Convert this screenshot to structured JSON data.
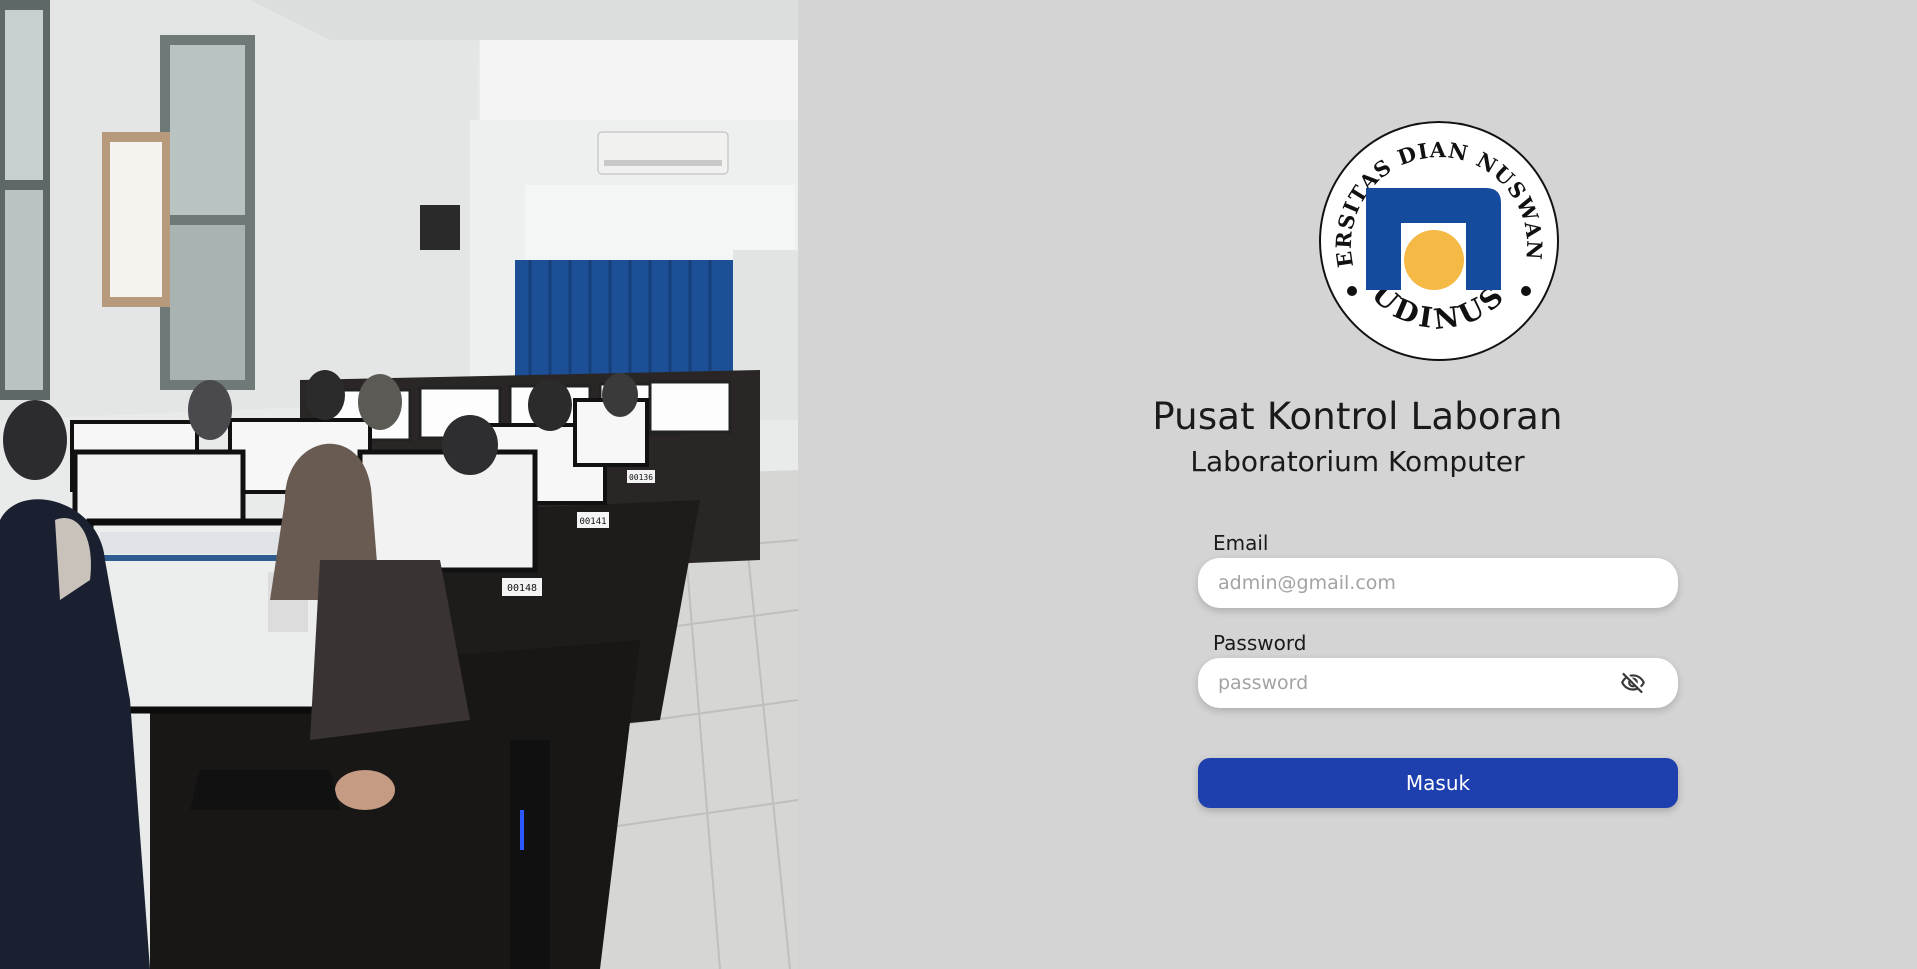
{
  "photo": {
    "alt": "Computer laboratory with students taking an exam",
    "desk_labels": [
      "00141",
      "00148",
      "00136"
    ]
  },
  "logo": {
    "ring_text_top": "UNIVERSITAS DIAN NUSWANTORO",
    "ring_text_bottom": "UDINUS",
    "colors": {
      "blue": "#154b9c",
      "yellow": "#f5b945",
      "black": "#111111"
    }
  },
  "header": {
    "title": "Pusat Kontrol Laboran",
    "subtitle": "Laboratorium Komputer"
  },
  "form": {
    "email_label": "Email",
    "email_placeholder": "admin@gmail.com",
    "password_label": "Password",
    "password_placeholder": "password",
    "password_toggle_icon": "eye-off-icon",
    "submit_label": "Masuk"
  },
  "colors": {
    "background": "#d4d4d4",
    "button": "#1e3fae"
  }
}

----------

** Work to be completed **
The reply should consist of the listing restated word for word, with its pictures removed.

** Your solution **
Convert this screenshot to structured JSON data.
{
  "photo": {
    "alt": "Computer laboratory with students taking an exam",
    "desk_labels": [
      "00141",
      "00148",
      "00136"
    ]
  },
  "logo": {
    "ring_text_top": "UNIVERSITAS DIAN NUSWANTORO",
    "ring_text_bottom": "UDINUS",
    "colors": {
      "blue": "#154b9c",
      "yellow": "#f5b945",
      "black": "#111111"
    }
  },
  "header": {
    "title": "Pusat Kontrol Laboran",
    "subtitle": "Laboratorium Komputer"
  },
  "form": {
    "email_label": "Email",
    "email_placeholder": "admin@gmail.com",
    "password_label": "Password",
    "password_placeholder": "password",
    "password_toggle_icon": "eye-off-icon",
    "submit_label": "Masuk"
  },
  "colors": {
    "background": "#d4d4d4",
    "button": "#1e3fae"
  }
}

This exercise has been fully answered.